Tuesday, 26 November 2013

The White Tiger by Arvinda Adiga

“Never before in human history have so few owed so much to so many, Mr. Jiabao. A handful of men in this country have trained the remaining 99.9 percent—as strong, as talented, as inteligent in every way—to exist in perpetual servitude; a servitude so strong that you can put the key of his emancipation in a man's hands and he will throw it back at you with a curse.”


Why are 99.9% of Indian population supporting the rich and comfortable lifestyle of the 0.1% ? What is it that stops the 99.9% caged in a rooster coop, where a butcher sits outside and cuts the throat of the roosters in front of their kin, to get out of the coop? No, it is not lack of education, poverty or lack of opportunities that stops them. What stops them, says our Balram Halwai, is the family! Yes, the very family system India proudly brags about. The very extended family system that enables many Indian families to live, eat and educate their children even when there is no wage earner in the family. How is that possible? India does not have Social Welfare schemes or unemployment benefits. So how do families with no wage earner survive. There is sometimes an uncle who pays for education, a sister who feeds her brother and so on. No, I am not going to defend the great Indian family system. It has probably some good and probably some bad. I come from a nuclear family, and value my privacy and individuality too much to let anyone poke their noses in my business, which is always the case with the extended family. As Balram suggests the big family with aunts, uncles et al could drink your blood and leave you dry. Probably for some breaking away from them could be the only real chance for success.

Now about the issue of treatment of servants. As more and more Indian women join the work force, they owe their careers, no, not to loving, understanding husbands who share the household work, but to maids, women who not only cut vegetables, but also sometimes pick the children from school. I have heard many Indian women living outside India moan about missing their maids. They don't miss their mothers, or miss Indian food but miss their maids who made it possible for them to go to work. So how are they treated. Maybe in the past a few decades before, there were drivers who also for the same salary even cooked and massaged your feet and were servile. But that is definitely a thing of the past and also something that probably only happened in Zamindar's house. Majority of Indians are not Zamindars, nor are they the poorest poor. They are the ever-growing middle-class.
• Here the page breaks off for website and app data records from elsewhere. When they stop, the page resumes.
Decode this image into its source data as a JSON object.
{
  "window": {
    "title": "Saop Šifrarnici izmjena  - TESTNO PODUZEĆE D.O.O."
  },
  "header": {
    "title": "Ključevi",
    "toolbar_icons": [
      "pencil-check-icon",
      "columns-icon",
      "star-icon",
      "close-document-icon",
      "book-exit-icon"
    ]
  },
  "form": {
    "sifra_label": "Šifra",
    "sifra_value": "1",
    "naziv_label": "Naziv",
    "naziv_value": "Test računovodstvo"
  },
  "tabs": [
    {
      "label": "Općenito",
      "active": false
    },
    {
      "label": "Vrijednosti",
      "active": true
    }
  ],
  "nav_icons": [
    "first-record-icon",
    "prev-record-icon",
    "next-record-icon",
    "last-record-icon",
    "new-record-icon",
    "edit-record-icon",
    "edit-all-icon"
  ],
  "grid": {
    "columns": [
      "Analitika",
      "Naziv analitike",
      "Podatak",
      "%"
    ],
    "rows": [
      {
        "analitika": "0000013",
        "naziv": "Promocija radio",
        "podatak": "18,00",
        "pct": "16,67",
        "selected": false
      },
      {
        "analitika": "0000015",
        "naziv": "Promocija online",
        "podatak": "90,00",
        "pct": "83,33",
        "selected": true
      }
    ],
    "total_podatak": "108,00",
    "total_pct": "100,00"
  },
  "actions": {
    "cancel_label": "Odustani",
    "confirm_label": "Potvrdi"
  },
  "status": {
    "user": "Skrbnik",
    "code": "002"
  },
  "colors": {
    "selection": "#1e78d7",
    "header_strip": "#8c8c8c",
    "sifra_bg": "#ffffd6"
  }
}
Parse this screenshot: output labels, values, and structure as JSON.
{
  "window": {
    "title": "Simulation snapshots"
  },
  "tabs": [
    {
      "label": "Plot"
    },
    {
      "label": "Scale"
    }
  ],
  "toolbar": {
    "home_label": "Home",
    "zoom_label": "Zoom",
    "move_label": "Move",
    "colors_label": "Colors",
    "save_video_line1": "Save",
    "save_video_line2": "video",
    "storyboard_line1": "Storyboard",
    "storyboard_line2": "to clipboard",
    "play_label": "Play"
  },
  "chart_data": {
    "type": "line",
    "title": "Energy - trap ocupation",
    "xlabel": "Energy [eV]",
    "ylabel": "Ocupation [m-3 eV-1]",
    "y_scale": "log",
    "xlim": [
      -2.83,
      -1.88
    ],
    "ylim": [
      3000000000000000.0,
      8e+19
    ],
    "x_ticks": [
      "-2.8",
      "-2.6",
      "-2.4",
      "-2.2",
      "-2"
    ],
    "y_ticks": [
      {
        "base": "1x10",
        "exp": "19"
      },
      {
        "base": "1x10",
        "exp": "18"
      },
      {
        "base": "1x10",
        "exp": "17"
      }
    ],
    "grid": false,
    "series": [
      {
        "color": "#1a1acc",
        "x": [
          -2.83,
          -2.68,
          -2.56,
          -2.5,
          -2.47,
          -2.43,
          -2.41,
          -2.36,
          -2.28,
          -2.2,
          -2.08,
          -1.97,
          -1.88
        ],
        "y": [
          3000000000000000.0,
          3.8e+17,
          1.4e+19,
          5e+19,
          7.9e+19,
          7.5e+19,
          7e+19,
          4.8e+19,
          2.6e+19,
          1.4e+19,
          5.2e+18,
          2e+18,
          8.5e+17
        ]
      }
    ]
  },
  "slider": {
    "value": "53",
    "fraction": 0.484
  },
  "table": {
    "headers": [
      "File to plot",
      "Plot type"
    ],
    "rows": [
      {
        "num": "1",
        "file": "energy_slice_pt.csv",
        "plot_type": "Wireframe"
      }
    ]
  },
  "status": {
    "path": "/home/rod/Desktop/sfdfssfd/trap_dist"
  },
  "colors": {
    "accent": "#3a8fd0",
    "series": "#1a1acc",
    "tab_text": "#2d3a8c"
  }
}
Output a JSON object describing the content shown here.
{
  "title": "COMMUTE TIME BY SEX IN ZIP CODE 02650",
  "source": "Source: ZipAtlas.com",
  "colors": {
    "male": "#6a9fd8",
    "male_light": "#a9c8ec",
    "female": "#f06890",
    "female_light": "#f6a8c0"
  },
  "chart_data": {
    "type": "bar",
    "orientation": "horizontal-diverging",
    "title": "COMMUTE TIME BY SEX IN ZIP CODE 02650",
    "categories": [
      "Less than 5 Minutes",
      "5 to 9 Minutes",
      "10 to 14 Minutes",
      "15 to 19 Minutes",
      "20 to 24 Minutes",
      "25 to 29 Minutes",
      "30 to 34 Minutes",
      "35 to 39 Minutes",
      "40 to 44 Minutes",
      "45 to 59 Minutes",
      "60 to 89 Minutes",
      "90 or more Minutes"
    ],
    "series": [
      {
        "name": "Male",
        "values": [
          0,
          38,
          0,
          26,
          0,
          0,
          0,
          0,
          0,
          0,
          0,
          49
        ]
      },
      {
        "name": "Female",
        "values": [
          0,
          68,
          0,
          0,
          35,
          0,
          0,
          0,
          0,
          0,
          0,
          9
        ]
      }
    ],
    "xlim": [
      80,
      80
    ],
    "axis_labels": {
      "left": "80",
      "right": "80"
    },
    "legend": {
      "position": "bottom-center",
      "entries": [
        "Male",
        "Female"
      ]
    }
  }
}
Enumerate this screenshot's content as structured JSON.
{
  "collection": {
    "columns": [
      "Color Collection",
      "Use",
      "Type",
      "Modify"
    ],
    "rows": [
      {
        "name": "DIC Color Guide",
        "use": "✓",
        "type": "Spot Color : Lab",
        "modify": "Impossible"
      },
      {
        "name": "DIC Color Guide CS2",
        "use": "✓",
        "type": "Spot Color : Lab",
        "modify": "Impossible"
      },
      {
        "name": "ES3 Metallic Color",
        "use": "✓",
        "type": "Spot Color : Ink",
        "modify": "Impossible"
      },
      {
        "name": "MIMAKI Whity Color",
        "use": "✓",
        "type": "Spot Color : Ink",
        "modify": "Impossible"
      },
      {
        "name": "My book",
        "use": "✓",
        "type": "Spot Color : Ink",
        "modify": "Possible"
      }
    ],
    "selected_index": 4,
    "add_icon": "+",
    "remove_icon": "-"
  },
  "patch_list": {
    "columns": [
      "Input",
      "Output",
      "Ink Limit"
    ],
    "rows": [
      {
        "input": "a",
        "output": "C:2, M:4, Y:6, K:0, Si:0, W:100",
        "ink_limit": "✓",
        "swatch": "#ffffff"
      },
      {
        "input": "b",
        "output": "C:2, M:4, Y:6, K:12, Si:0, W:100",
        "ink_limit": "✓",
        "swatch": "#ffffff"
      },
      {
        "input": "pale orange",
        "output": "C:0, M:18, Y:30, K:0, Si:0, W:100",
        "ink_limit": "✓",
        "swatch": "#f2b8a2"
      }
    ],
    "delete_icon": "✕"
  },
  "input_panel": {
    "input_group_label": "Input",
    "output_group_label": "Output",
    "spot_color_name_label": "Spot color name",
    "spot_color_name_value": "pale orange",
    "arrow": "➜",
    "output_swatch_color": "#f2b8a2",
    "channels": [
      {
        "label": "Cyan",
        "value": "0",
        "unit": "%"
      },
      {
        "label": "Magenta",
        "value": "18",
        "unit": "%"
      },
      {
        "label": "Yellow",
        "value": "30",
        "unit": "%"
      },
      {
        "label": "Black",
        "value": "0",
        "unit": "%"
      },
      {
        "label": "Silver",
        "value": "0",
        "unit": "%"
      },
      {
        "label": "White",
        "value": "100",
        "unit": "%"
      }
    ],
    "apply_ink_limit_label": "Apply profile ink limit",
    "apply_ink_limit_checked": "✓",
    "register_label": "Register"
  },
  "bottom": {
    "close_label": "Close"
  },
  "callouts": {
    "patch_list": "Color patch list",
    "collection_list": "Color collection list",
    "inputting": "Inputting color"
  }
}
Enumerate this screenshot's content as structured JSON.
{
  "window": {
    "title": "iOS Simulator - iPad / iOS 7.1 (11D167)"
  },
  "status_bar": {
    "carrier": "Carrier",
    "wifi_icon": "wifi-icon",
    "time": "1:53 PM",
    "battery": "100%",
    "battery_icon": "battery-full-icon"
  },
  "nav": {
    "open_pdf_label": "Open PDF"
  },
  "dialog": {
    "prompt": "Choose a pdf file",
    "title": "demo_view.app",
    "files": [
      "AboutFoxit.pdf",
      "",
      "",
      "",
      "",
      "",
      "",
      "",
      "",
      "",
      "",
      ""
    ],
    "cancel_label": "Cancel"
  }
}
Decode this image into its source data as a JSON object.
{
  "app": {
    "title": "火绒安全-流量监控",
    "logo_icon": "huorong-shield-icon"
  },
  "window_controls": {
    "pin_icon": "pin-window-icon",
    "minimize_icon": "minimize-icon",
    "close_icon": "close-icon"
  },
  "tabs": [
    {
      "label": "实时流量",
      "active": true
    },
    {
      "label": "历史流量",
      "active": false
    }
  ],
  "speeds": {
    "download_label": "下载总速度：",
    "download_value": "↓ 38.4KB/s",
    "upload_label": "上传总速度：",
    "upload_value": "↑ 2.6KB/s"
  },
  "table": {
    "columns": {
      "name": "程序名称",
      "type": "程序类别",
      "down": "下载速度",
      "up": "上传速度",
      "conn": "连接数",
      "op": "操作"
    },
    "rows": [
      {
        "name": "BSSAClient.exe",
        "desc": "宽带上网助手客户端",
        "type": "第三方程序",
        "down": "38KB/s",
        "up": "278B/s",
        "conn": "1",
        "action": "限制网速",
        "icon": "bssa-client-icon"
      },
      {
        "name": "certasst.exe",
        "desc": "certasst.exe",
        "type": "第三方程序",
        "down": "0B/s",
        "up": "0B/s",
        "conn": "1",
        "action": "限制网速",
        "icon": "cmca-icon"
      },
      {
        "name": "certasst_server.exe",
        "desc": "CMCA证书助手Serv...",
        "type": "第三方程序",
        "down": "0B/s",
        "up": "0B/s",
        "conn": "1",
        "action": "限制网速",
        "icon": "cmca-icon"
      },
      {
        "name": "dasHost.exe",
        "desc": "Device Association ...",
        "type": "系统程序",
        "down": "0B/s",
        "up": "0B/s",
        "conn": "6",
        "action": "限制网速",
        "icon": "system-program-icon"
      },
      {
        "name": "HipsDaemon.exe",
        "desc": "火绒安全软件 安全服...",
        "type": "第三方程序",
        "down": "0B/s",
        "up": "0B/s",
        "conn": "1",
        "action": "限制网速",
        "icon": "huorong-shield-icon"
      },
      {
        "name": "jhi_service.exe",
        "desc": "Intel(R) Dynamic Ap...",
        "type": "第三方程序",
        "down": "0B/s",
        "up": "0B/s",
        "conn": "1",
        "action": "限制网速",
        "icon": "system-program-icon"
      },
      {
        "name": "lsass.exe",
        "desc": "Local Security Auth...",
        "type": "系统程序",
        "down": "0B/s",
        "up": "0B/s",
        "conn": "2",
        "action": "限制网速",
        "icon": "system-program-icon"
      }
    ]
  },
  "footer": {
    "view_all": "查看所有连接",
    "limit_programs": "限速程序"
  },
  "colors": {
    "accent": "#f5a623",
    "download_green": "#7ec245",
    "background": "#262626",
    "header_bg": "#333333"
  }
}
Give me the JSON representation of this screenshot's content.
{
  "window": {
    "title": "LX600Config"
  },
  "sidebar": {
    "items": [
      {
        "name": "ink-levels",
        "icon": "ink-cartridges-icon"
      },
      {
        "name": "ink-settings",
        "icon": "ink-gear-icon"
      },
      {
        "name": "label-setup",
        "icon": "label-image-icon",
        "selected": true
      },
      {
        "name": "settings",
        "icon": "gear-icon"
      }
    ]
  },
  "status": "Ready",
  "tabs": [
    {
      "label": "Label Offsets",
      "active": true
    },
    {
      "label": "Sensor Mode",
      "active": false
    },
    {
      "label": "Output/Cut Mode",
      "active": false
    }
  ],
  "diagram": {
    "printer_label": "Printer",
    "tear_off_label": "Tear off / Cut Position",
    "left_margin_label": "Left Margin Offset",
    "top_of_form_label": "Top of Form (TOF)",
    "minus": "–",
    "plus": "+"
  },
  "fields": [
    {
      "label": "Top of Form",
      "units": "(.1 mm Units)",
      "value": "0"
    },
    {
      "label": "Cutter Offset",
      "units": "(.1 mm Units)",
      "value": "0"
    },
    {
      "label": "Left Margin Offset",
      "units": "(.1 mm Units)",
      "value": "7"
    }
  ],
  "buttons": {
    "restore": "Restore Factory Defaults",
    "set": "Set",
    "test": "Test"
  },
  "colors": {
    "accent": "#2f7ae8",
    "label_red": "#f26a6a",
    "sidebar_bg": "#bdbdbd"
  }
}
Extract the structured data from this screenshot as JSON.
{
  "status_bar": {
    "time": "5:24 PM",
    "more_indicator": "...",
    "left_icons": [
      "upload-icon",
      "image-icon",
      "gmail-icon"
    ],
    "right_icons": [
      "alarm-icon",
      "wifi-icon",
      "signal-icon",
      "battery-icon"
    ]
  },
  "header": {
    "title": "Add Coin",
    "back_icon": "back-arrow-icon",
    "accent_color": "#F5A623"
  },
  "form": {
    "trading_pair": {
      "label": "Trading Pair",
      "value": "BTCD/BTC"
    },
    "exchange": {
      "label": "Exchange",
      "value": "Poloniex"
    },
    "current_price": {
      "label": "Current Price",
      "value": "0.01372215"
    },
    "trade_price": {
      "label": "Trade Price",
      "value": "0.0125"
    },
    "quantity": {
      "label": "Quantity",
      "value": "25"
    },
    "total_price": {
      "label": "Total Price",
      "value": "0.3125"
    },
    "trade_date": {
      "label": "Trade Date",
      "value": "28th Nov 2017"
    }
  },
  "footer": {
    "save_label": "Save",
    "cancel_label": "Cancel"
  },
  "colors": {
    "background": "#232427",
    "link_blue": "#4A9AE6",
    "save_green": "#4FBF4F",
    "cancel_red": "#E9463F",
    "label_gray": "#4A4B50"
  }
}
Definitely those who do domestic work for others could be treated better, but things are not that bad not because people have become suddenly sensitive to their treatment of servants but because there is more demand than supply. One can always leave and find another work. Their is no coop really, not one where the 'Master' holds a knife to the throats of the servant's family, many 'masters' know only as much information as the domestic worker wants to share.

Having got these out of the way. Let's concentrate on the story. The story is a letter a Bangalore based entrueperner writes to the visiting Premier of China about his success as an entrepreneur and how he did it. Initially, Balram Halwai comes out as the obnoxious, snobby self-made man, who always humorously tells you how he made it in life. But then what emerges is a gripping tale of man who was never given a chance who had to succeed at a cost. Balram Halwai hails from Bihar and what he calls the 'darkness'. He is taken away from school to pay for the dowry of his cousin. He uses some initiative and becomes a driver and eventually moves to Delhi. We encounter corruption and poverty living by the side of opulence of Malls in Delhi. Balram tells us that there are only two caste in present India, those with big bellies and those with small bellies. Those with big bellies eat those with small bellies.

The story that emerges is not completely unheard of. Most of the story is what we have read and seen in news and sometimes in overdramatic exaggerated movies of feudal landlords and struggling villagers of 1970s. A driver cutting the throat of his employer and running away with the money, a driver of a celebrity caught for drunk driving and killing somebody, driver kidnapping children of the rich, rich paying bribes to evade income tax, doctors absconding in rural hospitals. Balram has a justification for his act too, but then Balram killed Ashok because he was weak. The strong kill the weak, isn't that the survival of the fittest? Those with big bellies eat those with small bellies. A riveting tale!

The White Tiger Won the Man Booker Prize of 2008.

2 comments:

guiltless reader said...

This is among my top reads and I think you enjoyed it a lot too! :)

srivalli said...

Yes, I enjoyed too! Thanks for stopping by!